However, it also collected about $30 million less in revenue than initially expected, leaving less cash left over, according to financial statements made public in the Legislative Assembly on Wednesday.
Bottom line: The government had an operating surplus of $63.3 million for the 2012/13 fiscal year.
Last fall, the government of former Premier McKeeva Bush had projected a surplus of $82 million.
The smaller surplus is partly due to the previous government’s decision not to implement some of the fees on the financial services industry it had initially proposed. That left core government with operating revenues of $619.6 million for 2012/13, compared to the $649.4 million first budgeted.
Operating expenses for the year were $526.6 million, instead of the planned $536.2 million.
The 2012/13 financial statements also revealed a decrease in overall public sector debt for the Cayman Islands.
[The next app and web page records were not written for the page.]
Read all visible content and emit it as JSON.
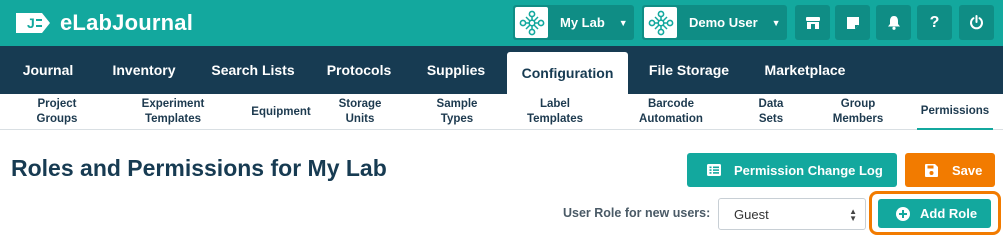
{
  "brand": {
    "name": "eLabJournal",
    "logo_glyph": "J"
  },
  "topbar": {
    "lab_selector": {
      "label": "My Lab",
      "icon": "network-nodes-icon"
    },
    "user_selector": {
      "label": "Demo User",
      "icon": "network-nodes-icon"
    },
    "buttons": [
      {
        "name": "store-icon"
      },
      {
        "name": "notes-icon"
      },
      {
        "name": "bell-icon"
      },
      {
        "name": "help-icon",
        "glyph": "?"
      },
      {
        "name": "power-icon"
      }
    ]
  },
  "main_nav": {
    "items": [
      {
        "label": "Journal"
      },
      {
        "label": "Inventory"
      },
      {
        "label": "Search Lists"
      },
      {
        "label": "Protocols"
      },
      {
        "label": "Supplies"
      },
      {
        "label": "Configuration"
      },
      {
        "label": "File Storage"
      },
      {
        "label": "Marketplace"
      }
    ],
    "active": "Configuration"
  },
  "sub_nav": {
    "items": [
      {
        "line1": "Project",
        "line2": "Groups"
      },
      {
        "line1": "Experiment",
        "line2": "Templates"
      },
      {
        "line1": "Equipment",
        "line2": ""
      },
      {
        "line1": "Storage",
        "line2": "Units"
      },
      {
        "line1": "Sample",
        "line2": "Types"
      },
      {
        "line1": "Label",
        "line2": "Templates"
      },
      {
        "line1": "Barcode",
        "line2": "Automation"
      },
      {
        "line1": "Data",
        "line2": "Sets"
      },
      {
        "line1": "Group",
        "line2": "Members"
      },
      {
        "line1": "Permissions",
        "line2": ""
      }
    ],
    "active": "Permissions"
  },
  "content": {
    "title": "Roles and Permissions for My Lab",
    "permission_log_button": "Permission Change Log",
    "save_button": "Save",
    "add_role_button": "Add Role",
    "role_label": "User Role for new users:",
    "role_select_value": "Guest"
  },
  "colors": {
    "teal": "#13a89e",
    "teal_dark": "#0f8d85",
    "navy": "#173b52",
    "orange": "#f27b00"
  }
}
In the 2010/11 fiscal year, total public sector debt was $787.5 million. Two years later, the debt was reported to be about $712 million.
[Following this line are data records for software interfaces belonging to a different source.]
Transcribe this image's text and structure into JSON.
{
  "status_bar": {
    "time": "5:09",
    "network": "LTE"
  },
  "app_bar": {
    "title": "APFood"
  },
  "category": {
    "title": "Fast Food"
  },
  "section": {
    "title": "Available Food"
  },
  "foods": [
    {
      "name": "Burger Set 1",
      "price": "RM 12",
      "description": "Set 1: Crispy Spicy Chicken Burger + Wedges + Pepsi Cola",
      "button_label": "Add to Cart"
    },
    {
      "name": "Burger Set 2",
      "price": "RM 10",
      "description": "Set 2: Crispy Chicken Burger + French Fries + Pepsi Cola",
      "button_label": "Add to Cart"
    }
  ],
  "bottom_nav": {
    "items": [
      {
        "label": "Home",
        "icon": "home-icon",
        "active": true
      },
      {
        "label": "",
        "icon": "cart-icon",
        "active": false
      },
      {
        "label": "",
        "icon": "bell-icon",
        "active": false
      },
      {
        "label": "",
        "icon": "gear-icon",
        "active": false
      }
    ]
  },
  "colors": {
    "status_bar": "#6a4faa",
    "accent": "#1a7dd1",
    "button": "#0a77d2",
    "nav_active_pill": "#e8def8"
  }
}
Despite that, the latest figures leave Cayman out of compliance with principles of responsible financial management stipulated in its Public Management and Finance Law. The two main problem areas are that core government revenues are not high enough compared to its outstanding debt, and the territory did not have 90 days of operating cash reserves available on June 30.
None of the government figures produced for the budget years has been verified by audits. Finance Minister Marco Archer said Wednesday in the Legislative Assembly that accounts have been turned over to the auditor general’s office for review.
Shortly after taking office, Mr. Archer warned civil service chief officers in a memo not to incur expenses through June 30 “simply because available budgets exist.
“[The] Internal Audit Unit will be carefully scrutinizing all transactions during this critical June 2013 period and will highlight any apparent unnecessary expenditure being incurred,” the June 7 memo stated. “Government agencies are asked to continue the good fiscal restraint exercised … by not exhausting budgetary appropriations in June 2013 simply because such appropriations may exist.”
Mr. Archer’s memo represented something of a departure from a long-standing, but unwritten, practice in the civil service. Put simply: Spend the money or they’ll take it away.
The $63.3 million operating surplus can be a bit misleading. Government still has to pay off principal amounts on its debt, as well as any capital expenses it incurred during the year, leaving about $15 million to $30 million in surplus.
Mr. Archer also previously announced in the Legislative Assembly that a $30 million overdraft facility – short-term borrowing – for the government’s July 1 to Oct. 31 interim budget had been approved. An overdraft of $46 million has been approved for the full budget year through to June 30, 2014.
“We have a $15 million bank account,” the finance minister said, which, including the overdraft facility, leaves a balance of $45 million. Coupled with $8.5 million in depreciation allowances for fixed and long-term assets, Mr. Archer said government expects an overall deficit – pegged at $56 million – to be reduced to only $2.5 million at the end of the interim budget period on Oct. 31.
Prior to the interim budget ending, government will have to adopt a full-year spending plan for the fiscal year that runs July 1, 2013 to June 30, 2014.
Premier Alden McLaughlin has said he hopes to bring that budget to the Legislative Assembly by the end of this month.
Government expenditures between July and October traditionally outpace revenues, he said. January through March, Mr. Archer said, “is when government revenues far outstrip expenditures – and the full-year budget shows a significant operating surplus.”